━━━━━ SOURCE INFORMATION ━━━━━
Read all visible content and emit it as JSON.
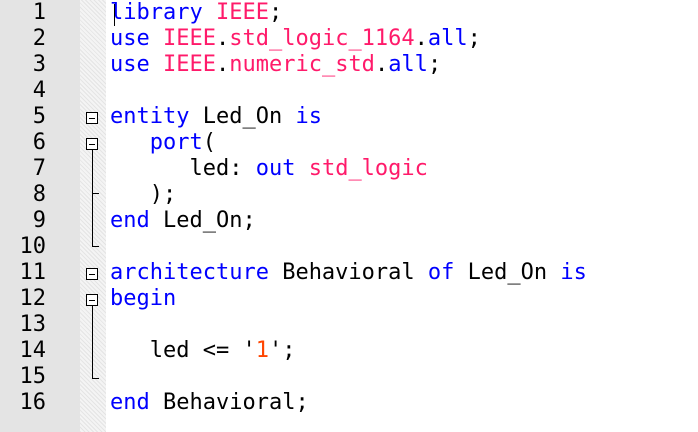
{
  "editor": {
    "language": "VHDL",
    "colors": {
      "keyword": "#0000ff",
      "type_library": "#ff1a6a",
      "literal": "#ff4500",
      "plain": "#000000",
      "gutter_bg": "#e4e4e4"
    },
    "lines": [
      {
        "num": "1",
        "tokens": [
          {
            "t": "library",
            "c": "k"
          },
          {
            "t": " "
          },
          {
            "t": "IEEE",
            "c": "r"
          },
          {
            "t": ";"
          }
        ]
      },
      {
        "num": "2",
        "tokens": [
          {
            "t": "use",
            "c": "k"
          },
          {
            "t": " "
          },
          {
            "t": "IEEE",
            "c": "r"
          },
          {
            "t": "."
          },
          {
            "t": "std_logic_1164",
            "c": "r"
          },
          {
            "t": "."
          },
          {
            "t": "all",
            "c": "k"
          },
          {
            "t": ";"
          }
        ]
      },
      {
        "num": "3",
        "tokens": [
          {
            "t": "use",
            "c": "k"
          },
          {
            "t": " "
          },
          {
            "t": "IEEE",
            "c": "r"
          },
          {
            "t": "."
          },
          {
            "t": "numeric_std",
            "c": "r"
          },
          {
            "t": "."
          },
          {
            "t": "all",
            "c": "k"
          },
          {
            "t": ";"
          }
        ]
      },
      {
        "num": "4",
        "tokens": []
      },
      {
        "num": "5",
        "tokens": [
          {
            "t": "entity",
            "c": "k"
          },
          {
            "t": " Led_On "
          },
          {
            "t": "is",
            "c": "k"
          }
        ]
      },
      {
        "num": "6",
        "tokens": [
          {
            "t": "   "
          },
          {
            "t": "port",
            "c": "k"
          },
          {
            "t": "("
          }
        ]
      },
      {
        "num": "7",
        "tokens": [
          {
            "t": "      led: "
          },
          {
            "t": "out",
            "c": "k"
          },
          {
            "t": " "
          },
          {
            "t": "std_logic",
            "c": "r"
          }
        ]
      },
      {
        "num": "8",
        "tokens": [
          {
            "t": "   );"
          }
        ]
      },
      {
        "num": "9",
        "tokens": [
          {
            "t": "end",
            "c": "k"
          },
          {
            "t": " Led_On;"
          }
        ]
      },
      {
        "num": "10",
        "tokens": []
      },
      {
        "num": "11",
        "tokens": [
          {
            "t": "architecture",
            "c": "k"
          },
          {
            "t": " Behavioral "
          },
          {
            "t": "of",
            "c": "k"
          },
          {
            "t": " Led_On "
          },
          {
            "t": "is",
            "c": "k"
          }
        ]
      },
      {
        "num": "12",
        "tokens": [
          {
            "t": "begin",
            "c": "k"
          }
        ]
      },
      {
        "num": "13",
        "tokens": []
      },
      {
        "num": "14",
        "tokens": [
          {
            "t": "   led <= '"
          },
          {
            "t": "1",
            "c": "l"
          },
          {
            "t": "';"
          }
        ]
      },
      {
        "num": "15",
        "tokens": []
      },
      {
        "num": "16",
        "tokens": [
          {
            "t": "end",
            "c": "k"
          },
          {
            "t": " Behavioral;"
          }
        ]
      }
    ]
  }
}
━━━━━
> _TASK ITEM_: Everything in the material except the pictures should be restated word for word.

> _RESPONSE TO THE EXERCISE_:
Read all visible content and emit it as JSON.
{
  "editor": {
    "language": "VHDL",
    "colors": {
      "keyword": "#0000ff",
      "type_library": "#ff1a6a",
      "literal": "#ff4500",
      "plain": "#000000",
      "gutter_bg": "#e4e4e4"
    },
    "lines": [
      {
        "num": "1",
        "tokens": [
          {
            "t": "library",
            "c": "k"
          },
          {
            "t": " "
          },
          {
            "t": "IEEE",
            "c": "r"
          },
          {
            "t": ";"
          }
        ]
      },
      {
        "num": "2",
        "tokens": [
          {
            "t": "use",
            "c": "k"
          },
          {
            "t": " "
          },
          {
            "t": "IEEE",
            "c": "r"
          },
          {
            "t": "."
          },
          {
            "t": "std_logic_1164",
            "c": "r"
          },
          {
            "t": "."
          },
          {
            "t": "all",
            "c": "k"
          },
          {
            "t": ";"
          }
        ]
      },
      {
        "num": "3",
        "tokens": [
          {
            "t": "use",
            "c": "k"
          },
          {
            "t": " "
          },
          {
            "t": "IEEE",
            "c": "r"
          },
          {
            "t": "."
          },
          {
            "t": "numeric_std",
            "c": "r"
          },
          {
            "t": "."
          },
          {
            "t": "all",
            "c": "k"
          },
          {
            "t": ";"
          }
        ]
      },
      {
        "num": "4",
        "tokens": []
      },
      {
        "num": "5",
        "tokens": [
          {
            "t": "entity",
            "c": "k"
          },
          {
            "t": " Led_On "
          },
          {
            "t": "is",
            "c": "k"
          }
        ]
      },
      {
        "num": "6",
        "tokens": [
          {
            "t": "   "
          },
          {
            "t": "port",
            "c": "k"
          },
          {
            "t": "("
          }
        ]
      },
      {
        "num": "7",
        "tokens": [
          {
            "t": "      led: "
          },
          {
            "t": "out",
            "c": "k"
          },
          {
            "t": " "
          },
          {
            "t": "std_logic",
            "c": "r"
          }
        ]
      },
      {
        "num": "8",
        "tokens": [
          {
            "t": "   );"
          }
        ]
      },
      {
        "num": "9",
        "tokens": [
          {
            "t": "end",
            "c": "k"
          },
          {
            "t": " Led_On;"
          }
        ]
      },
      {
        "num": "10",
        "tokens": []
      },
      {
        "num": "11",
        "tokens": [
          {
            "t": "architecture",
            "c": "k"
          },
          {
            "t": " Behavioral "
          },
          {
            "t": "of",
            "c": "k"
          },
          {
            "t": " Led_On "
          },
          {
            "t": "is",
            "c": "k"
          }
        ]
      },
      {
        "num": "12",
        "tokens": [
          {
            "t": "begin",
            "c": "k"
          }
        ]
      },
      {
        "num": "13",
        "tokens": []
      },
      {
        "num": "14",
        "tokens": [
          {
            "t": "   led <= '"
          },
          {
            "t": "1",
            "c": "l"
          },
          {
            "t": "';"
          }
        ]
      },
      {
        "num": "15",
        "tokens": []
      },
      {
        "num": "16",
        "tokens": [
          {
            "t": "end",
            "c": "k"
          },
          {
            "t": " Behavioral;"
          }
        ]
      }
    ]
  }
}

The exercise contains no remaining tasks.